A recent article in a national magazine profiled 16 right-wing billionaires who are backing Romney – and details what they expect in return for their secret investments. At the top of the list are the Koch Brothers who despise the EPA believing that enforcing environmental laws is an unnecessary impediment to their many businesses.Why does this matter? In this election cycle, it is predicted that spending linked to the Koch network will total more than the $370 million that John McCain raised for his entire presidential campaign four years ago.

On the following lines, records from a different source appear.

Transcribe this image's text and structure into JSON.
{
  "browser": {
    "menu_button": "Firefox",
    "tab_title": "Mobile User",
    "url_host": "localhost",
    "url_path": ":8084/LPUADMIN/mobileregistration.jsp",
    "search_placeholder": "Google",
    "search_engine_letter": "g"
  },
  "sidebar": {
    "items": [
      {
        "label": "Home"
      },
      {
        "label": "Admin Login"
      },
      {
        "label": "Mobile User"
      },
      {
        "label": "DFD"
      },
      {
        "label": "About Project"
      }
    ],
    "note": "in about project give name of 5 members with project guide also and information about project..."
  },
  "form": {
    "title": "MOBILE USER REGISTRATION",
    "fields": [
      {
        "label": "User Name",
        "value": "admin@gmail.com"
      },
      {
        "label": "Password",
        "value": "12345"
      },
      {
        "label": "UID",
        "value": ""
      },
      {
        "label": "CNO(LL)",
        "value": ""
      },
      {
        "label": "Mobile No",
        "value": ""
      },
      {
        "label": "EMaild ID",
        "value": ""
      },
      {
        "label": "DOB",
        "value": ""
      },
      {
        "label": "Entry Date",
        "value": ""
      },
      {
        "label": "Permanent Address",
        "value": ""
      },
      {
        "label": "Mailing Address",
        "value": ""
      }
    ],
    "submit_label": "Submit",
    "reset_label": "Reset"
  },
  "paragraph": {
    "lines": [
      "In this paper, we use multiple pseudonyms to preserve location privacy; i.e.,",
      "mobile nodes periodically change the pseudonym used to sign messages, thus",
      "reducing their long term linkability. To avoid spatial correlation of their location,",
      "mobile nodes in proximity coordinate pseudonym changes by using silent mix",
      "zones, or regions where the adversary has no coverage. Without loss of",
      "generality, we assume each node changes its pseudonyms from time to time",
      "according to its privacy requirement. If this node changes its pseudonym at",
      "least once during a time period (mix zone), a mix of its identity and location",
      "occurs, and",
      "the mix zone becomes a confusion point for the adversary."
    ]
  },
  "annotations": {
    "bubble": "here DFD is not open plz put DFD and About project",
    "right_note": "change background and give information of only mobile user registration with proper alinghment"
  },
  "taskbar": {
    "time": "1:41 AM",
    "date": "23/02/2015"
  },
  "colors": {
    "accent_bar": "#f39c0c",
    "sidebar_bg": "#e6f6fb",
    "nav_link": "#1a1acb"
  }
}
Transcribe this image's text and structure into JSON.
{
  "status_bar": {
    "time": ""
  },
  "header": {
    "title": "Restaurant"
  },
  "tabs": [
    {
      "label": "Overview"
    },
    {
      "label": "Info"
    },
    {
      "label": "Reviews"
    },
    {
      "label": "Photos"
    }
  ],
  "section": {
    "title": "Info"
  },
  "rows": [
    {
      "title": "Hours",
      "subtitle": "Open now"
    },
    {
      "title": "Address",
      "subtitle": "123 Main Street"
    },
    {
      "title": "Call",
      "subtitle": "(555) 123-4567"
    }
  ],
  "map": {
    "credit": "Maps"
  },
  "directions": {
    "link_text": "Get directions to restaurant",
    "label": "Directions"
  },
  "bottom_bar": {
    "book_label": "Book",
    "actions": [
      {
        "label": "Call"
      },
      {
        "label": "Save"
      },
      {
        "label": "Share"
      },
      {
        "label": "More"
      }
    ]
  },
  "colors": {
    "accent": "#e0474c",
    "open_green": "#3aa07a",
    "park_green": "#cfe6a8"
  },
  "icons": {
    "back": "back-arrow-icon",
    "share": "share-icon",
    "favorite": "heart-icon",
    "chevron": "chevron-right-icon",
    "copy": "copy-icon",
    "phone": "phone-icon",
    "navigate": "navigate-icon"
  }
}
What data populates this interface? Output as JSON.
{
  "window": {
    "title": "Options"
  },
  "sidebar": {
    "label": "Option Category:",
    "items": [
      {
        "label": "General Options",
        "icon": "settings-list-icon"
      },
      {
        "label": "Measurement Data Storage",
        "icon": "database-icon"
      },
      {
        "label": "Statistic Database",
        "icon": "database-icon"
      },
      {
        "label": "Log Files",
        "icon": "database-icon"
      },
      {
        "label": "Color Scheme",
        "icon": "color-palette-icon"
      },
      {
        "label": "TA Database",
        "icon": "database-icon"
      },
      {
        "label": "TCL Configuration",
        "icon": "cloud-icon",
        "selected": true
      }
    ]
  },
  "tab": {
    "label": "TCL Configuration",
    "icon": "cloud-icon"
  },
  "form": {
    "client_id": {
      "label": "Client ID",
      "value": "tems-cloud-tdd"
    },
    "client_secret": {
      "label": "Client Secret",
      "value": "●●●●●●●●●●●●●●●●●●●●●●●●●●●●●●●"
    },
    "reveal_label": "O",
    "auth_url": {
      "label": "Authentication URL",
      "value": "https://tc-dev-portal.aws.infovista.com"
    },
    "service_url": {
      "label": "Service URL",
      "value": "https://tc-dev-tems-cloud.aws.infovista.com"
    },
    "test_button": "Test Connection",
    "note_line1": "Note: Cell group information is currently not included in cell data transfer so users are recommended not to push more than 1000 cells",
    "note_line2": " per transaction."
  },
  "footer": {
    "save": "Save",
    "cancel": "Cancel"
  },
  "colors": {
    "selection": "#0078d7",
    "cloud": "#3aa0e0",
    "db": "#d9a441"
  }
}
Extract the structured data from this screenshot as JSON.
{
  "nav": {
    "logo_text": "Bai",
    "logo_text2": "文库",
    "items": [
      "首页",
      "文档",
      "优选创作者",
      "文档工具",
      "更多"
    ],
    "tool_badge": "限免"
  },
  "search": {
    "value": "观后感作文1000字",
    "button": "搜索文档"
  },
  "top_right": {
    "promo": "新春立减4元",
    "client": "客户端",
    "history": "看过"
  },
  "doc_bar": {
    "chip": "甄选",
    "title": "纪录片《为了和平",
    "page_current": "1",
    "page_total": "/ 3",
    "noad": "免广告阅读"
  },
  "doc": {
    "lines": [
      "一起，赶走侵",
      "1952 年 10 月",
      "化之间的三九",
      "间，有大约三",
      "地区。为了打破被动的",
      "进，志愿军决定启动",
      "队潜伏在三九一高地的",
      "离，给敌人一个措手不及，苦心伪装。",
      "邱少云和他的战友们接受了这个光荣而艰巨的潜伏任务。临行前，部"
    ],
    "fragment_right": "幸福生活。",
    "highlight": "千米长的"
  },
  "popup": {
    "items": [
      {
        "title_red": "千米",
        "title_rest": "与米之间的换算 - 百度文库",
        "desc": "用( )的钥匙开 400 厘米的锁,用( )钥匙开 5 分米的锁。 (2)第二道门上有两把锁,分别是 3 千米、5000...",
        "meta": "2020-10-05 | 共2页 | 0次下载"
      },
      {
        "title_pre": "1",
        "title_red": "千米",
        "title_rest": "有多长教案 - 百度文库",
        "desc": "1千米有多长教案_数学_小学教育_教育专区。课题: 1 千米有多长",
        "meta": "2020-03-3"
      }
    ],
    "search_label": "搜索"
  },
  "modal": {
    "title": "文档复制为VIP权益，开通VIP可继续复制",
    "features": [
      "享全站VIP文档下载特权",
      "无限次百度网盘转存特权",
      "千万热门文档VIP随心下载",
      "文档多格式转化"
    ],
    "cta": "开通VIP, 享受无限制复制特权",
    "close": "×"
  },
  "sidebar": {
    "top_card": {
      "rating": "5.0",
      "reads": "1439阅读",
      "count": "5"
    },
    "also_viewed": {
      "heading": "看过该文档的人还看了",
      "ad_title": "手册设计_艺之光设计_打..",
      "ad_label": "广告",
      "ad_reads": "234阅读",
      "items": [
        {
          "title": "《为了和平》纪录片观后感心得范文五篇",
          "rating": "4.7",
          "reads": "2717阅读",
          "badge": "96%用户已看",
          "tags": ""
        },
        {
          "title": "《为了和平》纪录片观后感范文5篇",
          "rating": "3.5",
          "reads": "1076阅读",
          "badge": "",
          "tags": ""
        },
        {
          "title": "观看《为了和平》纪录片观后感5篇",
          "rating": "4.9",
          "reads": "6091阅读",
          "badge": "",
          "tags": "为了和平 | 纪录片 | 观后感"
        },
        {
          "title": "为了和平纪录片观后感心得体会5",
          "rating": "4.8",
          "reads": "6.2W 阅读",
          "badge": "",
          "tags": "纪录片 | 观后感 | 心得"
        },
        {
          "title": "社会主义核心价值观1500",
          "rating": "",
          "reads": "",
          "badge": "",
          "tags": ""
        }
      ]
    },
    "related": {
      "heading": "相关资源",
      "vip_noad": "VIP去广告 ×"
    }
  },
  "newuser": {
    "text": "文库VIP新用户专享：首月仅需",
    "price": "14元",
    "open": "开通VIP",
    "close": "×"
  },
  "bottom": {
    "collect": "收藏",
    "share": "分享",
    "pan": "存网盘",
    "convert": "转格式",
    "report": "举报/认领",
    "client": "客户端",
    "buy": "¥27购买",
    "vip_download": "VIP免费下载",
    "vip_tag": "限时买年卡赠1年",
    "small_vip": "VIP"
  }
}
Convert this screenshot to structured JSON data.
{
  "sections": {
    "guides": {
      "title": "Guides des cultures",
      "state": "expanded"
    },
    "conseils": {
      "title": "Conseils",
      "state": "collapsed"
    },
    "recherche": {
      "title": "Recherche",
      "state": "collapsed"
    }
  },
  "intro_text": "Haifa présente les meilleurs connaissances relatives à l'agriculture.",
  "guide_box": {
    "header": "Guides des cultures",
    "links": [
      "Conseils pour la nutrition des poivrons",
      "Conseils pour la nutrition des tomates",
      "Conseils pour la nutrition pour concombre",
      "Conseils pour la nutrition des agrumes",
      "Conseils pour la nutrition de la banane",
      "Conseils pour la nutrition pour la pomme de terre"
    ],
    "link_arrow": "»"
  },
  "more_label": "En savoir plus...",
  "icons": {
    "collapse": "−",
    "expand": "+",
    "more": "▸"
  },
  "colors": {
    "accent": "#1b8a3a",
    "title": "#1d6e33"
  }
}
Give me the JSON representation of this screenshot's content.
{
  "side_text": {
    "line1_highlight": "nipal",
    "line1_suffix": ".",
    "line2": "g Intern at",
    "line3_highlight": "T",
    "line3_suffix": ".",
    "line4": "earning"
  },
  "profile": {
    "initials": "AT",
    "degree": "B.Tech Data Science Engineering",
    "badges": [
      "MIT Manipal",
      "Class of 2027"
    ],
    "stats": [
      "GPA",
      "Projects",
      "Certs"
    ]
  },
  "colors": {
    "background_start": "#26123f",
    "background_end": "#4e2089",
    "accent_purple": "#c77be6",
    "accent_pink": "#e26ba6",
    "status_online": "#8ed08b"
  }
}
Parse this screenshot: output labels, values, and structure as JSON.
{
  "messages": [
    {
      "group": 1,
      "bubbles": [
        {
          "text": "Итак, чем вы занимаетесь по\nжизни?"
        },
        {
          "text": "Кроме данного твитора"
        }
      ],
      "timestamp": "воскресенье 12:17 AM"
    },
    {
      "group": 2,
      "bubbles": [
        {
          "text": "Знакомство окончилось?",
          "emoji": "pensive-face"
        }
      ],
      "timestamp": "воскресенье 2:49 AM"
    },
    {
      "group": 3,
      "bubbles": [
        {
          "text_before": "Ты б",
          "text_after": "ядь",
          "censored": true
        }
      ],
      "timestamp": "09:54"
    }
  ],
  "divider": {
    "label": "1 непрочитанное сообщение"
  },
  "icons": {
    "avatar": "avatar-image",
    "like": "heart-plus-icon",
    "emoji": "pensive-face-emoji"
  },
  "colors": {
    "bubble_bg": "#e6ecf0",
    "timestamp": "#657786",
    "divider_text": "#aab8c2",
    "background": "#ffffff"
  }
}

As Texas industrialist Harold Simmons recently bragged to The Wall Street Journal, “I have lots of money, and can give it legally now – just never to Democrats.” He wants to store radioactive waste from 36 states in an underground dump in Texas – without oversight by the EPA. Simmons spent a lot of money in 2004 on the Swift Boat attacks on John Kerry, as did another Texas financier, homebuilder Bob Perry.
Perry – no relation to Gov. Rick Perry, except as major campaign donor – doesn’t like it when ordinary people go to court to seek justice from, say, a shoddy homebuilder. His group Texans for Lawsuit Reform swings a big stick in political races in an effort to block the path to the courthouse door. Ask Tuffy Hamilton. When he stood up for the people of Bridge City after Hurricane Ike and refused to thwart their right to legal counsel, Perry, Perry and TLR struck back and financed a massive attack campaign that resulted in Hamilton’s defeat after a decade as a reliable conservative in the House. He did not survive the vicious attack by the Billionaire Noise Club. You saw it – and it should be a warning to us all.
Except for Tuffy. It’s too late for him.